| You gotta spin it to win it|
|Stop the presses!|
|We want pictures|
“”The Daily Mirror is read by people who think they run the country, the Guardian is read by people who think they ought to run the country, the Times is read by people who actually do run the country, the Daily Mail is read by the wives of the people who run the country, the Financial Times is read by people who own the country, the Morning Star is read by people who think the country ought to be run by another country and the Daily Telegraph is read by people who think it is."
|—Jim Hacker, Yes, Prime Minister[note 1]|
The Daily Telegraph is a British daily broadsheet newspaper who, along with its sister edition Sunday Telegraph, consistently supports the Conservative Party, takes a conservative (duh) position, and, as a result, has earned the nickname "Torygraph". Like most newspapers, the Telegraph's circulation has fallen steadily over the past decade, and it currently ranks fifth among British newspapers by circulation, first among broadsheets.

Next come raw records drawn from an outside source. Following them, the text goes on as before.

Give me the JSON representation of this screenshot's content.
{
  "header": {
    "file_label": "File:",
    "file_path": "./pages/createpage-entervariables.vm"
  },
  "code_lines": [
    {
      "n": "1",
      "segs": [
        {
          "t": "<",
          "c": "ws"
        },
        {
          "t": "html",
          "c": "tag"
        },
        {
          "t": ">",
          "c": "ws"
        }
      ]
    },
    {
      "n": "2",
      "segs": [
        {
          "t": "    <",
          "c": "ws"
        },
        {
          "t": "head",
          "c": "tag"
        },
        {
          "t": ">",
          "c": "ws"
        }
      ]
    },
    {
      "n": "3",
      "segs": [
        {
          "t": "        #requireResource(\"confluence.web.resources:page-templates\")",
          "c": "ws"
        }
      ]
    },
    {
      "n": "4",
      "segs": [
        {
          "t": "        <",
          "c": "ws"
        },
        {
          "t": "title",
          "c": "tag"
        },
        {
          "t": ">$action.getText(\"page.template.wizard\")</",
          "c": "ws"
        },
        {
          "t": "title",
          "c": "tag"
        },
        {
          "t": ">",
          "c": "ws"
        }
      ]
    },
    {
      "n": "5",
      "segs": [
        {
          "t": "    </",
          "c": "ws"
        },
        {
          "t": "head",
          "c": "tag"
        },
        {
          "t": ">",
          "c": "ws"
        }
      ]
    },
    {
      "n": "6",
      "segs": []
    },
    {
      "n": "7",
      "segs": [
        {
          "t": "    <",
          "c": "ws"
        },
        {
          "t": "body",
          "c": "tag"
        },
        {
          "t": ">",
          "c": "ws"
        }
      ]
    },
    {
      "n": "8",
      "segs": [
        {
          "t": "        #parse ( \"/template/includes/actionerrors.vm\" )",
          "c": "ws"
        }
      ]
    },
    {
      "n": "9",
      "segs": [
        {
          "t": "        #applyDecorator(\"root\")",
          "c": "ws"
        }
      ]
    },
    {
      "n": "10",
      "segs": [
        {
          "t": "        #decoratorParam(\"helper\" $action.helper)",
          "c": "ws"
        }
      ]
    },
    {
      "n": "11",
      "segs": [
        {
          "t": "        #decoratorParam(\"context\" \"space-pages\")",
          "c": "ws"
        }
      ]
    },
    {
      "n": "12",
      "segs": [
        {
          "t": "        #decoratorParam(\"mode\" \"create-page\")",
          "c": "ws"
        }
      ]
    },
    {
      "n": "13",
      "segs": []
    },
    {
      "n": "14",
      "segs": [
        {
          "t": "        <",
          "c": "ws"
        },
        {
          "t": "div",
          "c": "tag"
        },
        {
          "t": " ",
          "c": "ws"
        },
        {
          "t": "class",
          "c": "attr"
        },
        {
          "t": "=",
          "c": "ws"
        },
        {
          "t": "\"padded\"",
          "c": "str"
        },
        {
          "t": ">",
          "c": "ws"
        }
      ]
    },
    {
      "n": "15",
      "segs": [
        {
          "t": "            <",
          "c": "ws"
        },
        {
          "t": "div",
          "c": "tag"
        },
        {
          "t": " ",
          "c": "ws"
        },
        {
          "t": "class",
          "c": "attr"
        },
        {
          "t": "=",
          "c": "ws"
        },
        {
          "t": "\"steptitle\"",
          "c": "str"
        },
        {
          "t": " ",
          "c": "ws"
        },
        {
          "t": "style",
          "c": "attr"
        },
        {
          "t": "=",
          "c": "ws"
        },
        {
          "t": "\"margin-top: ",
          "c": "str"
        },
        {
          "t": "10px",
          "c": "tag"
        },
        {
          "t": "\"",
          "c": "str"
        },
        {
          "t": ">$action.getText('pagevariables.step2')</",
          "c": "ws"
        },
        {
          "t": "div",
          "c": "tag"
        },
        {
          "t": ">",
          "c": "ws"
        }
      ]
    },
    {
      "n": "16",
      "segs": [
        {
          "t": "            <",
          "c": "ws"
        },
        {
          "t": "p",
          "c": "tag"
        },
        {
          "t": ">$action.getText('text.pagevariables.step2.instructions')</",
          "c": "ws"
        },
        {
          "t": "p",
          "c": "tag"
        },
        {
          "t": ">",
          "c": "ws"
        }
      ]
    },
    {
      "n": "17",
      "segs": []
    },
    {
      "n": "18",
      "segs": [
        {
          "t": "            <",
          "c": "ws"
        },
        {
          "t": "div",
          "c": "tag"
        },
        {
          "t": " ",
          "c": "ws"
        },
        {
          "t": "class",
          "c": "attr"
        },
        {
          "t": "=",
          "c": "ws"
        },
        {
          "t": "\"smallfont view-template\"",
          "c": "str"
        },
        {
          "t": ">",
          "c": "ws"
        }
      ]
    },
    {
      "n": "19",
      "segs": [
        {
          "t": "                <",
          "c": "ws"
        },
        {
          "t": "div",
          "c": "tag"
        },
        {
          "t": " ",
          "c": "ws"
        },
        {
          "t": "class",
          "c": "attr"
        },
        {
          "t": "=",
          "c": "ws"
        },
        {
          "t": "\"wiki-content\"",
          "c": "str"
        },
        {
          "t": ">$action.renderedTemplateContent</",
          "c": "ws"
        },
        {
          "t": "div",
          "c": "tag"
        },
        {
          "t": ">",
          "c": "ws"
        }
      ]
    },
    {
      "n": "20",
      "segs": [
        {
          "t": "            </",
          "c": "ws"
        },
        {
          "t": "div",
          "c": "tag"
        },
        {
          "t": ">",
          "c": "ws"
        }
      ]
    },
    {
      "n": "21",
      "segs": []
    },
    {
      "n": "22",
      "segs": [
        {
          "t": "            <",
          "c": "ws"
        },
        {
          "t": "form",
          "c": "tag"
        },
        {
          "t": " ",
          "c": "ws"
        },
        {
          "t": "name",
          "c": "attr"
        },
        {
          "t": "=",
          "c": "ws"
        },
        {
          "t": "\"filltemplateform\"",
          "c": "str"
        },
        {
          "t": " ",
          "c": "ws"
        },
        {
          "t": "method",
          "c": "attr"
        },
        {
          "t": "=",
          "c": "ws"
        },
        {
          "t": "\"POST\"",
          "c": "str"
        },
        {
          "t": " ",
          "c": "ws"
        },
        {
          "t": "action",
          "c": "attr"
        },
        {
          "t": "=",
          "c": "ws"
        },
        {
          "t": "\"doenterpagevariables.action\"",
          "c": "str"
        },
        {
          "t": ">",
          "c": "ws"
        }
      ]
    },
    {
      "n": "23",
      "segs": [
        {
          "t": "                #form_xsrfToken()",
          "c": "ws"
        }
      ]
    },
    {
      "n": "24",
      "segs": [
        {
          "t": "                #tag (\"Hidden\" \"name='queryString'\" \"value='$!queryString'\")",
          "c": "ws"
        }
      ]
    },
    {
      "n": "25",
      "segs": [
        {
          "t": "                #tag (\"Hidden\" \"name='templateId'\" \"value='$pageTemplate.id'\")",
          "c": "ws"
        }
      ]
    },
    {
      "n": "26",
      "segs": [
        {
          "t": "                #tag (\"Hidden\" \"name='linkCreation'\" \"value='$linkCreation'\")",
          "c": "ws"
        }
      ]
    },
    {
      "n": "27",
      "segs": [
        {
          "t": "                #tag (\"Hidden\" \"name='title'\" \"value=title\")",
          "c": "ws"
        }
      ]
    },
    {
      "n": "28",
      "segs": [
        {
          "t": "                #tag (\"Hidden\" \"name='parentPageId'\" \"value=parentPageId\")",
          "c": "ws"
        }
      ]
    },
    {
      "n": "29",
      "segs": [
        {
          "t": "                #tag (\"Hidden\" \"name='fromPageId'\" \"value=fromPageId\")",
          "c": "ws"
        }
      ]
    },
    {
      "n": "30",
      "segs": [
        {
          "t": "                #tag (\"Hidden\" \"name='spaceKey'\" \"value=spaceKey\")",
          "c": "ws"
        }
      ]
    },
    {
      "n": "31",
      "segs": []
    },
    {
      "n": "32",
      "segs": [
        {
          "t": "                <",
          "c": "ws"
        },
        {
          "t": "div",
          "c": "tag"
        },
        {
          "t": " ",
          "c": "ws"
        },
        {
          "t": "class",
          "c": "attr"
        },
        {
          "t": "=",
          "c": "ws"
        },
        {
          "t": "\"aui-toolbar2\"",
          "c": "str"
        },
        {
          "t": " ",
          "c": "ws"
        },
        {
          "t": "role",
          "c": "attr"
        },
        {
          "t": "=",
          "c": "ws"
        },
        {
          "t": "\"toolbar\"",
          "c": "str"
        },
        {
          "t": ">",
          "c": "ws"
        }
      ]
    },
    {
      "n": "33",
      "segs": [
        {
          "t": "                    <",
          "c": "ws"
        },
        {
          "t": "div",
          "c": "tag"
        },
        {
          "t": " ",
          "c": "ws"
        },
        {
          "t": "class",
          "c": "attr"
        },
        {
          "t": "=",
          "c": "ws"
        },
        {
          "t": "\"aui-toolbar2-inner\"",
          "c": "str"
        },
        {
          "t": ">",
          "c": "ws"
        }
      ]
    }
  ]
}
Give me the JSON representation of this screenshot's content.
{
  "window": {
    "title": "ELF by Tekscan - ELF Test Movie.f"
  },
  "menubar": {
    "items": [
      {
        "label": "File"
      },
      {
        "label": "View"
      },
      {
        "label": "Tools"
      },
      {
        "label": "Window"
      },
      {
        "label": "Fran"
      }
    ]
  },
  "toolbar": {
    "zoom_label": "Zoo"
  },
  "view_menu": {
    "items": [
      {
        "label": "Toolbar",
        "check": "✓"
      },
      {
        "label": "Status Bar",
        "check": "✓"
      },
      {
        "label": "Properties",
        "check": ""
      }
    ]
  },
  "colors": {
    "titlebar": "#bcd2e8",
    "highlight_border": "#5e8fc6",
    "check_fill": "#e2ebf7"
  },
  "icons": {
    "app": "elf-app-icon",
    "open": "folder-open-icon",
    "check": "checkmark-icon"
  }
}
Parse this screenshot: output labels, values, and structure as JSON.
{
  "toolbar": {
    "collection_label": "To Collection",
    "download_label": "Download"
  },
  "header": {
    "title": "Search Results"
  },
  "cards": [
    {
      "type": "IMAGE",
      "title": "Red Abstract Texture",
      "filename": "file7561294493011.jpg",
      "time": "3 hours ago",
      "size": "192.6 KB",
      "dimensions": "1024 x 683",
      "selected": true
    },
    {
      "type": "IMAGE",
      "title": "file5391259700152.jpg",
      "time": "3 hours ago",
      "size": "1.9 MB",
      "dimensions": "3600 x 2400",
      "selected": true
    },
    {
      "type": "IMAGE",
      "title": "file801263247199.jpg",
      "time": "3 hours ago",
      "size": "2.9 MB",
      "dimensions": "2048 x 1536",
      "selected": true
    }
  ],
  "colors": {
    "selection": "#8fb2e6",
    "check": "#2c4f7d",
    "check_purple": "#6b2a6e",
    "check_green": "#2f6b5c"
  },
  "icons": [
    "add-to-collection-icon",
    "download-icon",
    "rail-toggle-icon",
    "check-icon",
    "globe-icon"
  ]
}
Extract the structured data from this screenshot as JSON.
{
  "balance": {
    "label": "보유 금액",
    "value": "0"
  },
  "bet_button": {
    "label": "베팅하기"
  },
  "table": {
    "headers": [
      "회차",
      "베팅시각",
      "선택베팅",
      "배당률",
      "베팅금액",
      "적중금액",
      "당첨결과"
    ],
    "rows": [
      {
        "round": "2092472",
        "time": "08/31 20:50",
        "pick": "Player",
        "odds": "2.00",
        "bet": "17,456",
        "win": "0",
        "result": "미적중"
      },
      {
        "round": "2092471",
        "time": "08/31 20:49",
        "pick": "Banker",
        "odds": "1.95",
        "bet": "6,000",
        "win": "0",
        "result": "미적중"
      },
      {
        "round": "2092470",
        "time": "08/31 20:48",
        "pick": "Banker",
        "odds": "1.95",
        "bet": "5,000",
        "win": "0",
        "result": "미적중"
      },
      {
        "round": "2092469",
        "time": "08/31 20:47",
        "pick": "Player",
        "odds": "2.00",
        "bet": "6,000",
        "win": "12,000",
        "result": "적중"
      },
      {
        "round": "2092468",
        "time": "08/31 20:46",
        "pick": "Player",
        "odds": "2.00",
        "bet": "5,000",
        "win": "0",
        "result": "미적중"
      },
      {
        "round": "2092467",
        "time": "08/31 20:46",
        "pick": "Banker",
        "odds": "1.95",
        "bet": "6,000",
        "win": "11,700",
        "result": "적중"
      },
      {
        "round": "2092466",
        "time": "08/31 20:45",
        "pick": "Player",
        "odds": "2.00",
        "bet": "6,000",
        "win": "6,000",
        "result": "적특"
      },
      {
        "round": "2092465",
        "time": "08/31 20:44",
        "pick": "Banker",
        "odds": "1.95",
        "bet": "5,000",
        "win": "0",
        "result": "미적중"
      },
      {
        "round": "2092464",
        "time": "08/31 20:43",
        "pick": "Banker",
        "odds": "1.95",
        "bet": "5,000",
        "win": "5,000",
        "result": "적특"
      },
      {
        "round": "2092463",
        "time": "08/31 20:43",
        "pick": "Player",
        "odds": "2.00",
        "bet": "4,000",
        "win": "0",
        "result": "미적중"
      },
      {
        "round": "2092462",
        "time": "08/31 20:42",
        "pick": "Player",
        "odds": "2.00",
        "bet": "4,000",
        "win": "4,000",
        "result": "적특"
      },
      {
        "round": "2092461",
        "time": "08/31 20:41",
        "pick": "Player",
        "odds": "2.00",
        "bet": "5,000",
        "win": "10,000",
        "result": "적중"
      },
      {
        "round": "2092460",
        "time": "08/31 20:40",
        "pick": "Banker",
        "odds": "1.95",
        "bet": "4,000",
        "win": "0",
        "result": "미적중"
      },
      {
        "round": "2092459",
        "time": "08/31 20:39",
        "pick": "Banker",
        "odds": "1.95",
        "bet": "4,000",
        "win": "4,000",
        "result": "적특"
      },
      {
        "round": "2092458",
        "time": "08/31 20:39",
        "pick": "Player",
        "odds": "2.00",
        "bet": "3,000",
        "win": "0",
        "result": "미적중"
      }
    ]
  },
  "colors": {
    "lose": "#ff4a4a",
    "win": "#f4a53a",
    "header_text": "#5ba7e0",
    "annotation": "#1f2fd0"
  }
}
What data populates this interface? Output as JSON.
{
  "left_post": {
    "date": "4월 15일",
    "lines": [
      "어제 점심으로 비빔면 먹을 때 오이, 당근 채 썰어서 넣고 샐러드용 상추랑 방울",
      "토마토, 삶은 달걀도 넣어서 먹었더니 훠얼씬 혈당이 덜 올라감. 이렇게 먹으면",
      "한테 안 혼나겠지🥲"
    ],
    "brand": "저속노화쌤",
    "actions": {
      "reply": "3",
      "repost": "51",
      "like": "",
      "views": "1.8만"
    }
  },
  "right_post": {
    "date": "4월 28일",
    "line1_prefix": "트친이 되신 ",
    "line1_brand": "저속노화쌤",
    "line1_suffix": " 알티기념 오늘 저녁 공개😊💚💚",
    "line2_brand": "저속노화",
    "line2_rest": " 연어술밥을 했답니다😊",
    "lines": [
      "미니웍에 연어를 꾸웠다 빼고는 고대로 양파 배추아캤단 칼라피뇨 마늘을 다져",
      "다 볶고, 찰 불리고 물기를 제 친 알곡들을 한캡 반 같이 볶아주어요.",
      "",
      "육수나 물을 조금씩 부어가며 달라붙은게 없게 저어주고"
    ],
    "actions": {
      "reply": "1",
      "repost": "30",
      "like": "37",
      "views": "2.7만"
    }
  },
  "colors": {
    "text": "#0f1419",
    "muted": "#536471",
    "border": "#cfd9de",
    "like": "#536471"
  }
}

The paper is currently owned by identical twin brothers David and Frederick Barclay, who have an estimated net worth of £1.8bn. Although British nationals born in London, they have attracted some criticism for being tax exiles living on the Channel Island of Brecqhou or Monaco. The Barclays also own the weekly current affairs magazine The Spectator.
The Telegraph is well known for leaks and whistle-blowing, as well as "sting" operations to reveal wrongdoing. It was the main outlet for the leaked details of British MPs' expenses, which caused great embarrassment for many parliamentarians and even led to a few of them going to prison. The paper also caused huge controversy by sending journalists to flirt with members of Parliament at their constituency meetings, eventually ridiculing and embarrassing multiple Liberal Democrat MPs, most notably Vince Cable.
While the main reporters of the Telegraph show a candid, but restrained, support for the Conservative Party, their columnists certainly rival their counterparts at the Daily Mail for wingnuttery, with a raving disdain for the European Union and skepticism about climate change (one of their bloggers is notable denier James Delingpole). Christopher Booker, when he's not too busy ranting about the Human Rights Act, splits his time equally between denouncing climate change as a scam and denouncing the EU as, well, whatever accusations he fancies pulling out of his arse.
Meanwhile, the paper's editorials are simply propaganda. Half of the time, it's aimed at the general public, trying to convince them that the Tories are the only safe option to govern Britain. The other half seems to be aimed at the party elite and hard-line supporters, being very much against "Tory modernisers" and encouraging the party to stick to Mrs. Thatcher's legacy. Their former chief political commentator Peter Oborne, though often quite reasonable in his predictions of what the coalition government would face, was part of the "Christianity is oppressed!" brigade, often writing columns about "Islamisation" and the role of Christianity in the state. However, he has since resigned from his post, accusing the paper of a "form of fraud on its readers" for its coverage of the bank HSBC in relation to a Swiss tax-dodging scandal that was widely covered by other news media. He alleged that editorial decisions about news content had been heavily influenced by the advertising arm of the newspaper because of commercial interests. Meanwhile, online Nile "Vile" Gardiner has become somewhat of a Tea Party favourite, having written anti-Obama and pro-batshit articles consistently since mid-'09.
The comments sections are, of course, gibberingly insane and should not be read under any circumstances.
- ABC: Telegraph Drops Below 700,000, Press Gazette
- Internet rules and laws: the top ten, from Godwin to Poe, The Telegraph
- There he is!
- "A timely lesson from history for Mr. Cameron"
- "David Cameron must unite his party behind him"
- Peter Oborne (17 February 2015). "Why I have resigned from the Telegraph".
- "Daily Telegraph's Peter Oborne resigns over HSBC coverage". 17 February 2015.
- "Barack Obama is firmly on course to become a one term president" Well guess what happened with that?
- "The Tea Party is the movement of the decade" Well guess what happened with that?